Contributed by Jacqueline Lentini McCullough
Did you watch the President address the nation live last week? On November 20, 2014, President Obama announced a series of executive actions, including cracking down on illegal immigration at the border, prioritizing deportation of felons (details of which are still unclear), and requiring certain undocumented immigrants to pass a criminal background check and pay taxes in order to temporarily stay in the U.S. without fear of deportation.
The initiatives include:
– Deferred Action for Parents (DAP). Parents of U.S. citizens and legal permanent residents (LPR’s of any age) who have been continuously present in the U.S. since January 1, 2010, who pass background checks and pay taxes are eligible for deferred action (temporary relief from removal for a specified period of time) for a three year period;

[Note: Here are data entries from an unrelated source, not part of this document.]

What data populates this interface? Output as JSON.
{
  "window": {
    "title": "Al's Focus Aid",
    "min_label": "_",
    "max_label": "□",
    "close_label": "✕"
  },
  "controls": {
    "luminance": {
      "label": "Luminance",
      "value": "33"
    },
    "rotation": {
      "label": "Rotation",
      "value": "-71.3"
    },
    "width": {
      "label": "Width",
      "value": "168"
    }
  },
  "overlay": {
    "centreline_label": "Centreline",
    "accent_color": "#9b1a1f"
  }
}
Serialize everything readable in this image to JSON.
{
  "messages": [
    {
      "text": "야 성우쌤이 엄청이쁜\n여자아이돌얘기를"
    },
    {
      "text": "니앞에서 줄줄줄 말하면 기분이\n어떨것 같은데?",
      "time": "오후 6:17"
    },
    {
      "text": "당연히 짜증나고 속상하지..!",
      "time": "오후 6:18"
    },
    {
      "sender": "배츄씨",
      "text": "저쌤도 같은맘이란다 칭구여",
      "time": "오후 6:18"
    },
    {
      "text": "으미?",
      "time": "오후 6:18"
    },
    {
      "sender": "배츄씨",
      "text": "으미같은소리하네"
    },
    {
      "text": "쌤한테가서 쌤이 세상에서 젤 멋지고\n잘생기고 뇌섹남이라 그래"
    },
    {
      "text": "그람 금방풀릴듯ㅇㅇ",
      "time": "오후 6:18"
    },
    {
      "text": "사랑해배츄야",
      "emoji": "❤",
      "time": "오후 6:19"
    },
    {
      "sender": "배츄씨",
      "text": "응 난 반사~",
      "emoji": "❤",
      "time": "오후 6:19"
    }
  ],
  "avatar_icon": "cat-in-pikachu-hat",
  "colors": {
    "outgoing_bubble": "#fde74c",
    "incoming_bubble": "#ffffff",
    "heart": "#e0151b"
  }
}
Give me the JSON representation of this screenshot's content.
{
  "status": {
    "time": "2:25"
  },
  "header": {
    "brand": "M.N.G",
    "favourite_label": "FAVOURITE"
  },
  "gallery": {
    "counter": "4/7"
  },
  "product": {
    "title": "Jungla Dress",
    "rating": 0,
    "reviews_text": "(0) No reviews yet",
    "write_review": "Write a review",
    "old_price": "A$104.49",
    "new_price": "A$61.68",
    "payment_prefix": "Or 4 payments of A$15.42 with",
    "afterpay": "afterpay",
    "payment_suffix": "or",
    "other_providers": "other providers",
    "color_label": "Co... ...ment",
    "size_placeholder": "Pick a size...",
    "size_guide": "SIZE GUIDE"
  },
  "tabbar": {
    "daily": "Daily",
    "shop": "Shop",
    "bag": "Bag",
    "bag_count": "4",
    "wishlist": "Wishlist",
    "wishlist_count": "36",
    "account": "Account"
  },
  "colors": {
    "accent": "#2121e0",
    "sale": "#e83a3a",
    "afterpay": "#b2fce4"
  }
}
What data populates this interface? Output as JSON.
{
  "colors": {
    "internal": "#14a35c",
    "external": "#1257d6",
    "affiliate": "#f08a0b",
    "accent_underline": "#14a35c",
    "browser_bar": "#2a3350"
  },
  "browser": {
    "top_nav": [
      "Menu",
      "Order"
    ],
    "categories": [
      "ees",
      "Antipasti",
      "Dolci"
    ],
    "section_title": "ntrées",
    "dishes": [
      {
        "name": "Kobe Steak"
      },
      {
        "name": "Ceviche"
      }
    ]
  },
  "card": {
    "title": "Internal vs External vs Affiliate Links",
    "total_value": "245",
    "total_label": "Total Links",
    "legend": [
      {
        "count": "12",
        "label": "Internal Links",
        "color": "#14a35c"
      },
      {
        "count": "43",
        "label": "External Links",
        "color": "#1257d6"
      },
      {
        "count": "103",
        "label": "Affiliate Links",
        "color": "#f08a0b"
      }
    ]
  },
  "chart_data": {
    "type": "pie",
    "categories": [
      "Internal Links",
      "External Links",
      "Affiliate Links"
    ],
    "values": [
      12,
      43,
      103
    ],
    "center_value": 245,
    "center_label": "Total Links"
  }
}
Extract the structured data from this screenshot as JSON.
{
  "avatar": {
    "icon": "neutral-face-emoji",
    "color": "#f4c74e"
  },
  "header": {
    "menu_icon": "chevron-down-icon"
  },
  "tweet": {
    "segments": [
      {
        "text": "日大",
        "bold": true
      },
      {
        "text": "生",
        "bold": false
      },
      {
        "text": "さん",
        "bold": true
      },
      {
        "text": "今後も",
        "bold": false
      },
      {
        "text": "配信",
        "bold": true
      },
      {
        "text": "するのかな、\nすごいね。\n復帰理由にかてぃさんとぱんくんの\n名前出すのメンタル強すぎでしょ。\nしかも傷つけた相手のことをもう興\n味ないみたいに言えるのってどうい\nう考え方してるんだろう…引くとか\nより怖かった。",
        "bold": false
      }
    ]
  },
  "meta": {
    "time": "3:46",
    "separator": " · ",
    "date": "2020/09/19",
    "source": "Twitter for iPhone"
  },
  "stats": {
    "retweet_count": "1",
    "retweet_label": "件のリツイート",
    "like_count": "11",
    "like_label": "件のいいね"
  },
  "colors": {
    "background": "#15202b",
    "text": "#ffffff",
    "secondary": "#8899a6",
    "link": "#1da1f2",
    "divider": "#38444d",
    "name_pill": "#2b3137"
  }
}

–Deferred Action for Childhood Arrivals (DACA) to be revised to expand the group it encompasses to include young people who came to the U.S. before turning 16 years old, and have been present in the U.S. since January 1, 2010. It will also remove the 31 year old age cap, paving the way for about 270,000 more people to apply. The work authorization permit will also be increased from two to three years;
-Permit Employment Authorization for H-4 Visa Holders. Currently dependents of H-1B visa holders are not permitted to work. Regulations will be finalized in early 2015;
–Optional Practical Training. The length of time in OPT for Science, Technology, Engineering and Mathematics (“STEM”) graduates will be expanded, although no set time frame for this increase and associated regulations have been outlined;
–Pre-registration for Adjustment of Status. Individuals with an approved employment immigrant petition who are caught in the quota backlogs will be able to pre-register for adjustment of status to obtain the benefits of a pending adjustment. This change is expected to impact approximately 410,000 people;
-I-601A Waivers. Waivers will be expanded to include spouses and children of LPRs;
–Modernization and improvement of immigrant and nonimmigrant programs. Details on this are unclear;
-Enhancements to the Naturalization process; and
-U and T Visas. Three more types of offenses will be added to the list of offenses that can be certified by the Department of Labor.
Preliminary estimates show that approximately 4.9 million individuals may be eligible for the initiatives announced by the President, although there is no way of knowing how many individuals will apply. USCIS won’t begin accepting applications until approximately May 2015, and the new protections could be reversed by a new President. The bottom line is that the only certain provisions will have an immediate impact early next year, such as the DAP and DACA changes. Other proposed changes should be considered more along the lines of “Coming Attractions,” because they require regulations to be implemented. Limited details were offered during the President’s address to the nation, and in his subsequent Memoranda of November 21st. Since the President’s briefing included business employment immigration reform, there is a reasonable expectation for improvements outside of the undocumented community as well.